You never see the machines,
only smoke, red brick chimney,
Stockport viaduct, a stadium.
Not strict landscape—no landscape
precisely this in Lancashire
but Lowry and Dad agree to it.
The shape fits a winnowing,
sallow pedestrians gather for a portrait
then forget. Whose hat is this?
Whose pipe? Is he a soldier?
Dad squints at the white/grey sky.
A horsecart trundles away, familiar.
Has the crowd thinned? Doddered off?
He falls asleep into this knowing
which is more poetry than fact
now that facts are ricochet.
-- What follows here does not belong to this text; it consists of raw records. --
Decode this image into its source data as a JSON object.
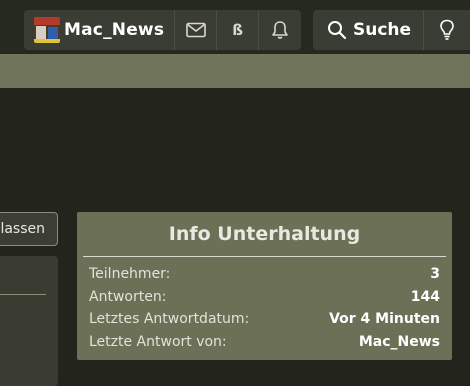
{
  "nav": {
    "username": "Mac_News",
    "beta_label": "ß",
    "icons": [
      "envelope-icon",
      "beta-icon",
      "bell-icon"
    ]
  },
  "search": {
    "label": "Suche",
    "icon": "search-icon",
    "extra_icon": "lightbulb-icon"
  },
  "left": {
    "button_label": "lassen"
  },
  "info": {
    "title": "Info Unterhaltung",
    "rows": [
      {
        "key": "Teilnehmer:",
        "value": "3"
      },
      {
        "key": "Antworten:",
        "value": "144"
      },
      {
        "key": "Letztes Antwortdatum:",
        "value": "Vor 4 Minuten"
      },
      {
        "key": "Letzte Antwort von:",
        "value": "Mac_News"
      }
    ]
  },
  "colors": {
    "background": "#23251d",
    "accent": "#6f745a",
    "card": "#6b7056"
  }
}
The elisions fuse shut, a scumble sets
new streetscapes, make him safe.
“Dad, describe it to me.”
Robert Colman is a Newmarket, Ontario-based writer and editor. His third full length poetry collection, Democratically Applied Machine, is forthcoming from Palimpsest Press (Spring 2020).